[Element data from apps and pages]

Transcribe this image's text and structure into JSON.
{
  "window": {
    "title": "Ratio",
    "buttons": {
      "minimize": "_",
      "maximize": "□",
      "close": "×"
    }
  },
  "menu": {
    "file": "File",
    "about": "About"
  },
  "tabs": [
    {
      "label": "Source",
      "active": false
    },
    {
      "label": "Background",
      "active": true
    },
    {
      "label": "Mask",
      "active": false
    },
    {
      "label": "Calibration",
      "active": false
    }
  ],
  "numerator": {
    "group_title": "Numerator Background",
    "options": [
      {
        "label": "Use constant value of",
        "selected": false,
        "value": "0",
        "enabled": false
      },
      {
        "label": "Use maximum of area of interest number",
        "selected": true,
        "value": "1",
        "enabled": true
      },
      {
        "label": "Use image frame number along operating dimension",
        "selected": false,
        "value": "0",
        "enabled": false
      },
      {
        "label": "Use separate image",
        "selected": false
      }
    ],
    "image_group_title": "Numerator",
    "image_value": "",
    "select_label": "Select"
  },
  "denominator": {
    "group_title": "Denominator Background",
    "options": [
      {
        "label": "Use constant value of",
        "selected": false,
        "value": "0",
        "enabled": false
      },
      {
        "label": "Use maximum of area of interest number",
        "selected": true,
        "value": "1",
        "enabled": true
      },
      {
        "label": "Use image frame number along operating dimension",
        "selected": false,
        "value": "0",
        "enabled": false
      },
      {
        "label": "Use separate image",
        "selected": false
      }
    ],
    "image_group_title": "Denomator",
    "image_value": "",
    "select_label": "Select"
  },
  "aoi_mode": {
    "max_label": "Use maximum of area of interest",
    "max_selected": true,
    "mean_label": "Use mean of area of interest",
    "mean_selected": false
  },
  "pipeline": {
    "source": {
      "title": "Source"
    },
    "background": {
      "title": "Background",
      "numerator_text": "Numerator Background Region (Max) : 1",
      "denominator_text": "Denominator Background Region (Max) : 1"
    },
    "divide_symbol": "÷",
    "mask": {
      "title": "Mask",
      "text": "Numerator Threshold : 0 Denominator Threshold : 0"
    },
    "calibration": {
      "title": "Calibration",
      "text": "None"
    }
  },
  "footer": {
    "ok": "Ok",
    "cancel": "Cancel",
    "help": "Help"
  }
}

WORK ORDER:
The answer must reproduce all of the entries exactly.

OUTPUT OF THE TASK:
Transcribe this image's text and structure into JSON.
{
  "window": {
    "title": "Ratio",
    "buttons": {
      "minimize": "_",
      "maximize": "□",
      "close": "×"
    }
  },
  "menu": {
    "file": "File",
    "about": "About"
  },
  "tabs": [
    {
      "label": "Source",
      "active": false
    },
    {
      "label": "Background",
      "active": true
    },
    {
      "label": "Mask",
      "active": false
    },
    {
      "label": "Calibration",
      "active": false
    }
  ],
  "numerator": {
    "group_title": "Numerator Background",
    "options": [
      {
        "label": "Use constant value of",
        "selected": false,
        "value": "0",
        "enabled": false
      },
      {
        "label": "Use maximum of area of interest number",
        "selected": true,
        "value": "1",
        "enabled": true
      },
      {
        "label": "Use image frame number along operating dimension",
        "selected": false,
        "value": "0",
        "enabled": false
      },
      {
        "label": "Use separate image",
        "selected": false
      }
    ],
    "image_group_title": "Numerator",
    "image_value": "",
    "select_label": "Select"
  },
  "denominator": {
    "group_title": "Denominator Background",
    "options": [
      {
        "label": "Use constant value of",
        "selected": false,
        "value": "0",
        "enabled": false
      },
      {
        "label": "Use maximum of area of interest number",
        "selected": true,
        "value": "1",
        "enabled": true
      },
      {
        "label": "Use image frame number along operating dimension",
        "selected": false,
        "value": "0",
        "enabled": false
      },
      {
        "label": "Use separate image",
        "selected": false
      }
    ],
    "image_group_title": "Denomator",
    "image_value": "",
    "select_label": "Select"
  },
  "aoi_mode": {
    "max_label": "Use maximum of area of interest",
    "max_selected": true,
    "mean_label": "Use mean of area of interest",
    "mean_selected": false
  },
  "pipeline": {
    "source": {
      "title": "Source"
    },
    "background": {
      "title": "Background",
      "numerator_text": "Numerator Background Region (Max) : 1",
      "denominator_text": "Denominator Background Region (Max) : 1"
    },
    "divide_symbol": "÷",
    "mask": {
      "title": "Mask",
      "text": "Numerator Threshold : 0 Denominator Threshold : 0"
    },
    "calibration": {
      "title": "Calibration",
      "text": "None"
    }
  },
  "footer": {
    "ok": "Ok",
    "cancel": "Cancel",
    "help": "Help"
  }
}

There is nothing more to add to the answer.